King hasn’t pitched since July 9, landing on the injured list with what the team initially called shoulder inflammation. That he required this procedure to address the issue is a bit discouraging, since some pitchers (most prominently Matt Harvey) never regained their effectiveness after bouts with thoracic outlet syndrome. That’s not to say TOS surgery is automatically a crushing blow, however. As one example, the Diamondbacks’ Merrill Kelly underwent a thoracic outlet procedure last September and has been durable (aside from a battle with COVID-19) and essentially as productive this season as he’d been in years prior.

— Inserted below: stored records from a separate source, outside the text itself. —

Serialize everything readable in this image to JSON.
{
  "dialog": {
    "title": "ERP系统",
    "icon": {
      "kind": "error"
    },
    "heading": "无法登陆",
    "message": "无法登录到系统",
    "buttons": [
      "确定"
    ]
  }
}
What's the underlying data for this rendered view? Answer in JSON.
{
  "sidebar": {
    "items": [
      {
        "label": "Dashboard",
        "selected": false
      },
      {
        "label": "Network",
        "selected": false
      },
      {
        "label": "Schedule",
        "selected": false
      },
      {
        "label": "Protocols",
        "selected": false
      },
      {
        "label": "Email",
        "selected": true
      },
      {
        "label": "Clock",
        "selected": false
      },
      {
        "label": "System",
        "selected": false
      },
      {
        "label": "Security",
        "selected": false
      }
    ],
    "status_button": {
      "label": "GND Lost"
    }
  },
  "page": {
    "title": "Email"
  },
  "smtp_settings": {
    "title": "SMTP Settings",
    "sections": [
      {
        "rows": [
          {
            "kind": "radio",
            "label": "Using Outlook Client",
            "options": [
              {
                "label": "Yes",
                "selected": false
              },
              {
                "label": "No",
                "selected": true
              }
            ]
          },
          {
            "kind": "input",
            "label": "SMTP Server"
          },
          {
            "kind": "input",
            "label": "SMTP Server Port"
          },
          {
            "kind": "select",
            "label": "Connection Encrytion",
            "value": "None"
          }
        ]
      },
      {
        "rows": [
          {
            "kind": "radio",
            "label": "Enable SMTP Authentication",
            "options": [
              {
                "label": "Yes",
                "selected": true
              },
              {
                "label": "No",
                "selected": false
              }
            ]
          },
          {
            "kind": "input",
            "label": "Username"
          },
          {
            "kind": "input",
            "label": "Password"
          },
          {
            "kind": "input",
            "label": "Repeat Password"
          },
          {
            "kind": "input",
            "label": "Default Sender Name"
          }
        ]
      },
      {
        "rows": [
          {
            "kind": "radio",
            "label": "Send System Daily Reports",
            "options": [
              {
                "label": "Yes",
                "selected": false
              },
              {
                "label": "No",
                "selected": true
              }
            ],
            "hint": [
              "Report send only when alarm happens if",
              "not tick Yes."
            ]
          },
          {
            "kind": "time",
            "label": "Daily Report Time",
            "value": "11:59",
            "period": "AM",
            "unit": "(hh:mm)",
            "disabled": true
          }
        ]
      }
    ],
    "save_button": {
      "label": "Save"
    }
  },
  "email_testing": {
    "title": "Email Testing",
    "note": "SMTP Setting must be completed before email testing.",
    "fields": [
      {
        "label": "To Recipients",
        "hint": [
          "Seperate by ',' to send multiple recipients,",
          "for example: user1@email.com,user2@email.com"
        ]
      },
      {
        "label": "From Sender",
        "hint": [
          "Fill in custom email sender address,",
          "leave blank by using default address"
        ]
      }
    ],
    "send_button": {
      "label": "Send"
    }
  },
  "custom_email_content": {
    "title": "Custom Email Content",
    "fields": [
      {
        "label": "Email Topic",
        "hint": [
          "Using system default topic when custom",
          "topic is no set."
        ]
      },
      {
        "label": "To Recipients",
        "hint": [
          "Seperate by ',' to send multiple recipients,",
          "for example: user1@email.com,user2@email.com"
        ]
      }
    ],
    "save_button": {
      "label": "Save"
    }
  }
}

The Rangers have had a below-average relief group this season, but King had been a bright spot before his injury. The southpaw frequently worked multiple innings, tossing 46 frames over 27 appearances. Despite a below-average 20.7% strikeout rate, King posted a 3.52 ERA thanks largely to his ability to keep the ball on the ground. The sinkerballer racked up grounders at a 57% clip, a top thirty mark among the 320 relievers with 20+ innings pitched.
That performance was impressive enough that King was initially reported to be part of the Yankees’ deadline acquisition of Joey Gallo. He was eventually removed from the deal as part of a later reshuffling, with Joely Rodríguez heading to the Bronx instead. (King was already on the IL at the time and didn’t return to pitch this season).
Assuming he’s ready for Spring Training as expected, King should have the inside track at landing a season-opening spot in the Texas bullpen. The 27-year-old isn’t slated to reach arbitration eligibility until after the 2023 campaign at the earliest, and future optional assignments could push back that timeline even further.